Today on Blogcritics
Home » Gaming » Nintendo Wii Review: Sin & Punishment – Star Successor

Nintendo Wii Review: Sin & Punishment – Star Successor

Please Share...Tweet about this on Twitter0Share on Facebook0Share on Google+0Share on LinkedIn0Pin on Pinterest0Share on TumblrShare on StumbleUpon0Share on Reddit0Email this to someone

If you're feeling pretty impressed with your concentration skills, finger dexterity, and lack of RSI these days, then the new release Sin & Punishment – Star Successor might be the perfect title to either confirm or deny that belief. It's a hyper rails-shooter that is long on frenetic bursts of opponents and short on breaks. It's a button masher to match the most relentless of them, kids, so if that's what you're looking for then satisfaction may be near.

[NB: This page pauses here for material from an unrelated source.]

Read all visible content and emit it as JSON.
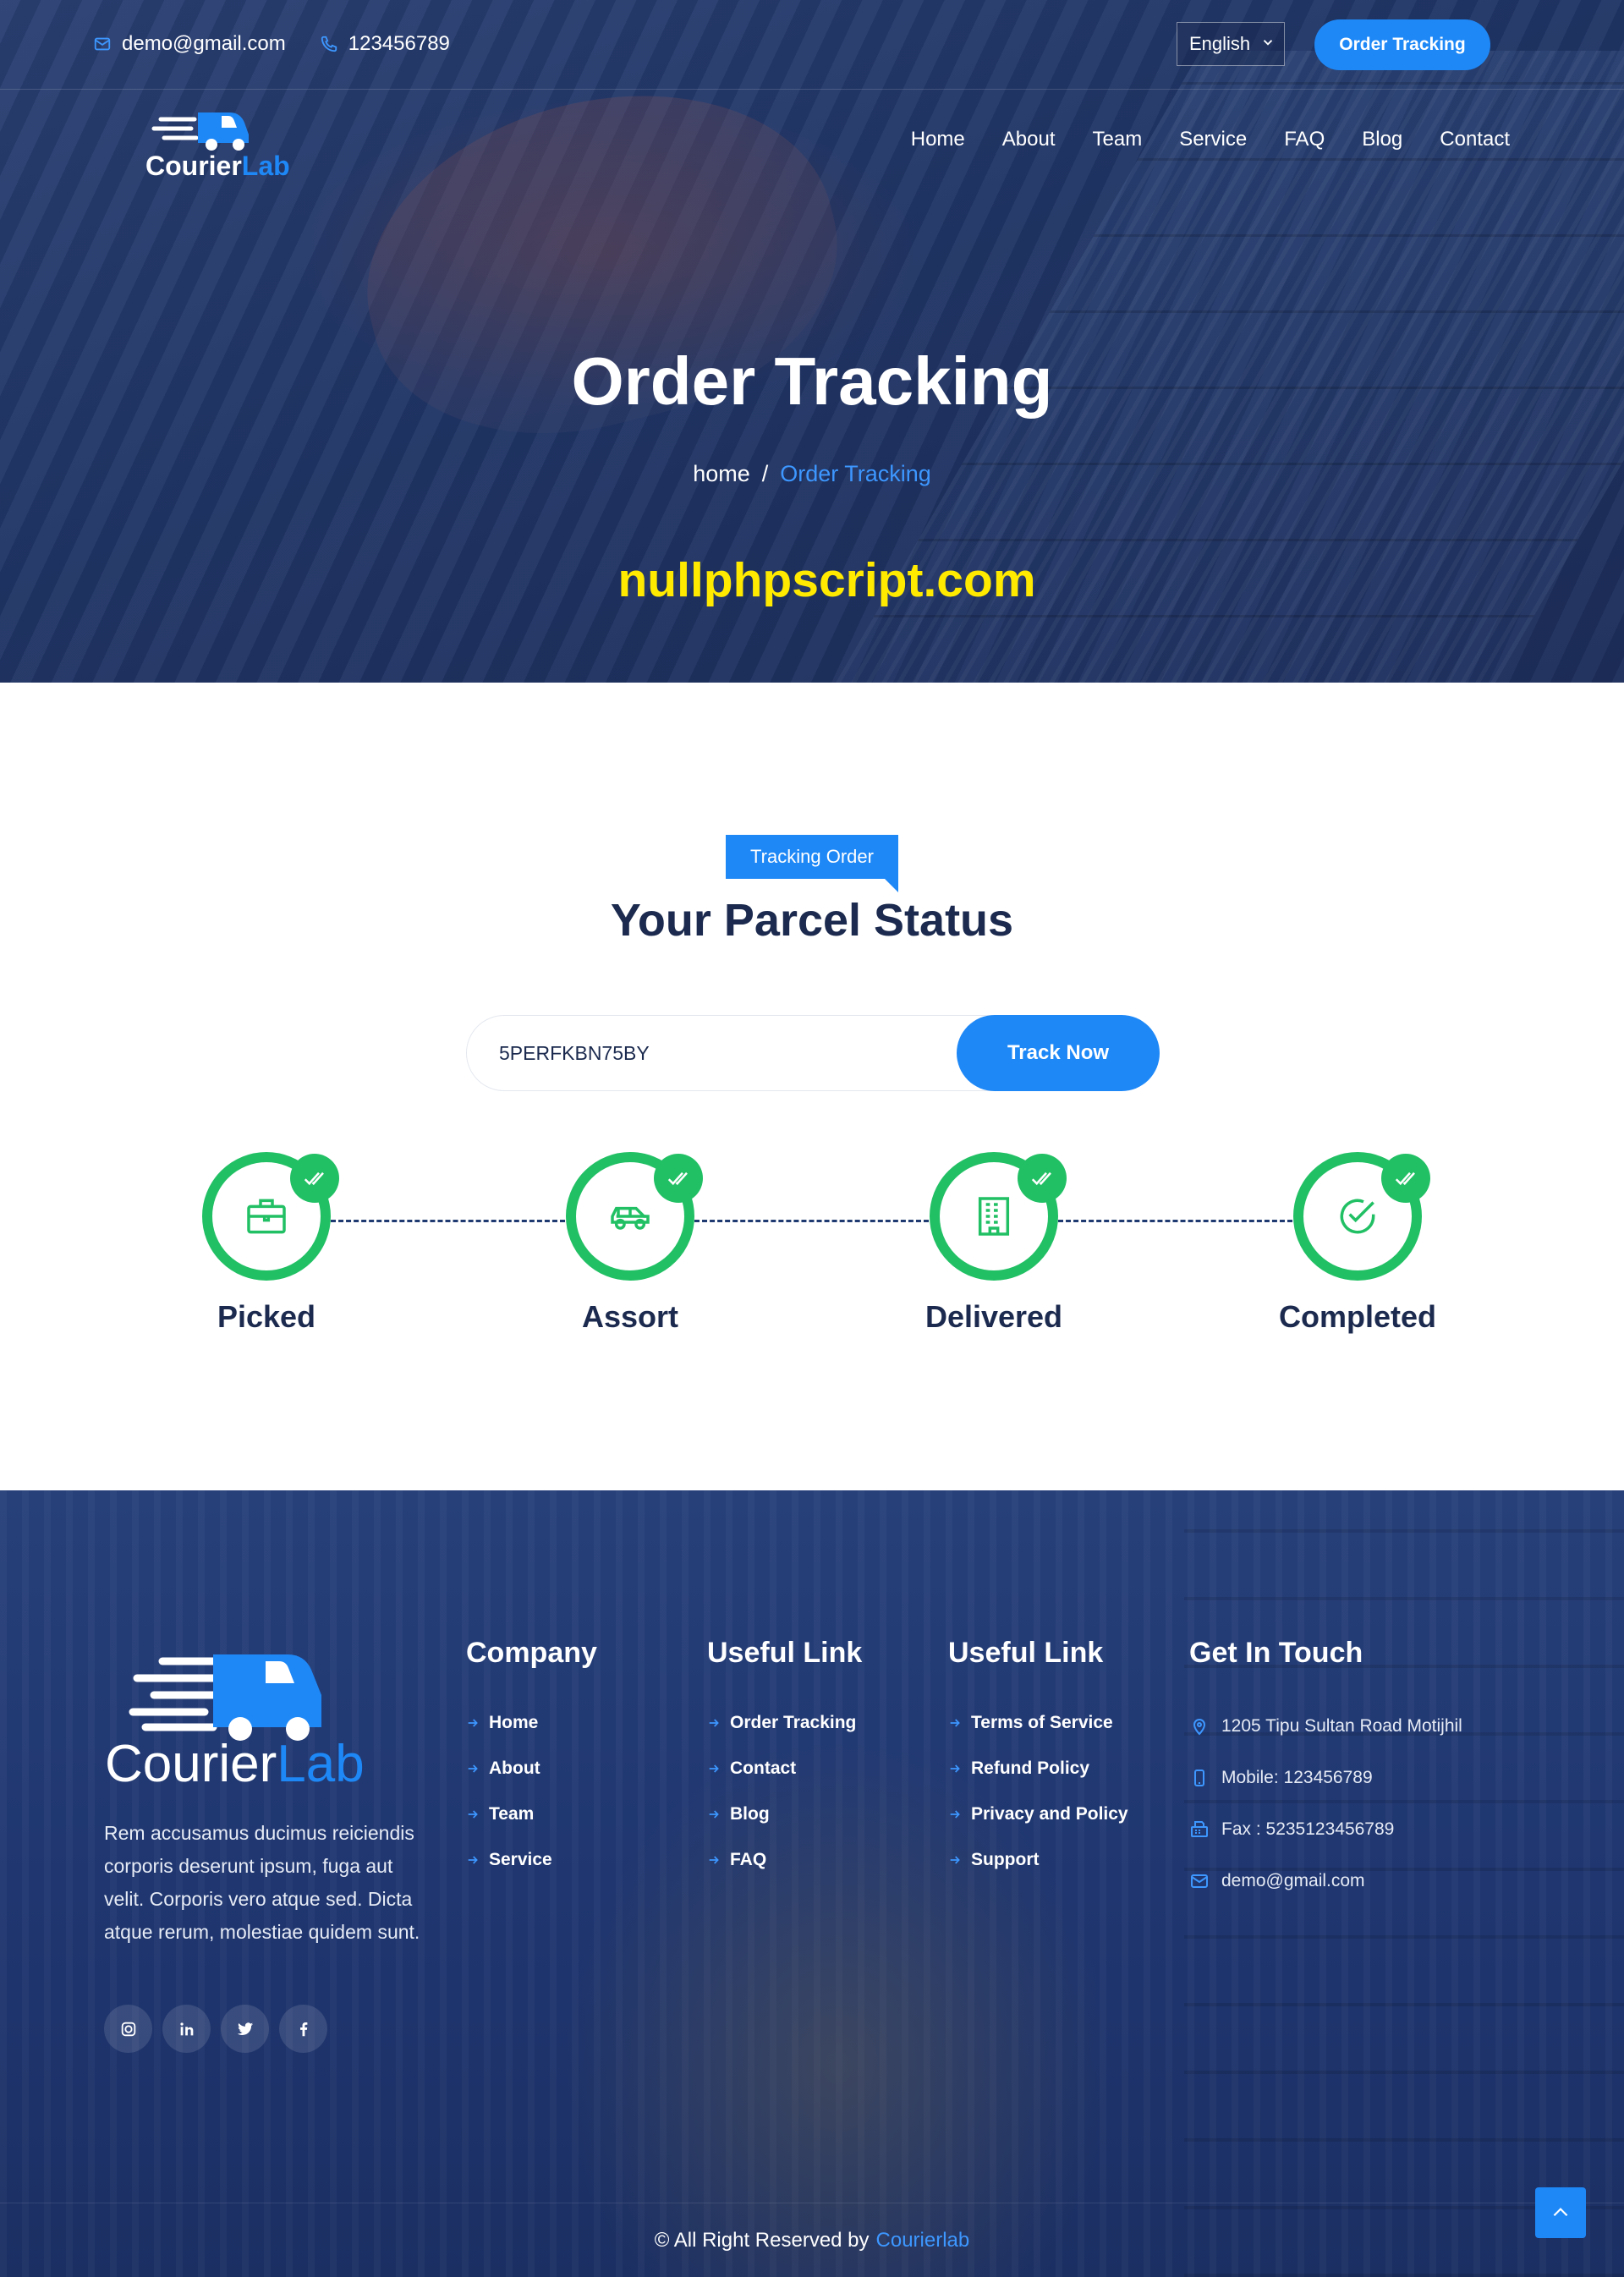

I won't spend too much time on the backstory, because the game doesn't either. It's not that there isn't one (as the booklet can attest) but it's horribly confusing and really only referenced in detail off-game. Once you actually start playing, all that matters is that you are one of a couple of protagonists trying to escape the evil clutches of a whole lot of other people. Bad people. People with a slew of weapons. You play as either Isa or Kachi, two elvin looking anime teens, each with their own attack modes and means of hover transport. The game is structured as a third-person rails shooter, but you don't really see the other main character that much expect for in cut scenes (more on this later regarding the two player mode). So with just a minimal amount of story prep that amounts to "You done bad, now you must die. DIE!" you are off to the races.

Controls are mainly handled by using the remote and nunchuk. If you've played Wii games like Metroid then you should feel right at home. Here it's a bit more simplistic, as your movement commands do not affect forward or backward motion, but simply the up-down and left-right aspect of the rails guidance system. You'll need to be quick in order to pick up powerups and bonuses, but the rails mechanism wants to quickly move you past those opportunities. If you're more of a traditionalist, you can also plug in the classic controller and kick it like we did with quarters, but to be honest, the standard Wii controls work very intuitively and there isn't much of a need to seek out other options.

The game opens up with an abbreviated level zero that, one step at a time, introduces you to the control scheme and gives you a few pointers on shooting and strategy. It also gives you a more gentle set of opponents to knock out and generally moves at a more relaxed warm up pace compared to the proper levels that follow. Once into the main levels, they are, well, fast. In typical fashion, there is a big boss fight at the end of each, but there are also mini-boss fights along the way that serve to give each level more of a journey feel. The general fighting in between is simply a constant barrage of bombs, space snipers, enemy ships, and anything else that can fill an empty inch of screen. And far from being a mind-numbing monotony of gunfire, it's actually exciting.

Part of this is due to surprisingly good design of the levels, as this is simply one of the nicest looking (and lag-free!) games for the Wii. There is a great attention to detail in each of the environments you move through, but also with the flow of the action on rails for your character. They've really thought out different avenues for variety on what might otherwise seem a very limited rails experience. This isn't just a run-and-jump or a fly-and-dodge, it's those and more, and the play constantly changes from one type to another. One minute you are flying high over (and around, and under, and through) skyscrapers in an industrial war zone, and then the next you're running down a tunnel blasting barrels and baddies, and then ducking for your life in order to land shots during a boss fight. The game never lets you stay too comfortably on one task, but that's also what keeps it fresh.

The end-of-level boss fights are appropriately hairy and although doable, they are certainly not something you're likely to get through without some trial and error first (or in my case, quite a bit of trial and error and a healthy amount of sportsman-like cursing). Throughout the course of seven levels, this formula of gameplay doesn't change, although the settings, maneuvers, and antagonists do. What actually gives the game replay value is that there's such a ridiculous amount of things on the screen for you to shoot, you can't possibly get to everything. Or can you? The online leaderboard and your own sense of pride makes you wonder if "this time" you can't totally own it. But plan on doing it alone, because the two-player mode is almost just there in name only. Without too much exaggeration, it more or less just gives you the ability to have an extra trigger finger. Player two does not show onscreen, but instead gets an extra gun sight to help knock out whatever might be coming your way. As helpful as that might be, it is a far cry from true two-player action. As long as you approach the game as a single player quest, your expectations should be easily met.

Sin & Punishment – Star Successor takes a very tried and true gaming formula and really puts a polish on it. Given that the Wii platform isn't really known as a graphics workhorse, the title does a fantastic job of maximizing what is there. As a relentless rails shooter, it combines just enough glitz and variation to keep things very engaging. Far from becoming stale too quickly, it actually has the potential to be a dangerous time thief. If you are a fan of the genre, proceed at the risk of your productivity.

Sin & Punishment – Star Successor is rated T (Teen) by the ESRB for Fantasy Violence.


Powered by

About David R Perry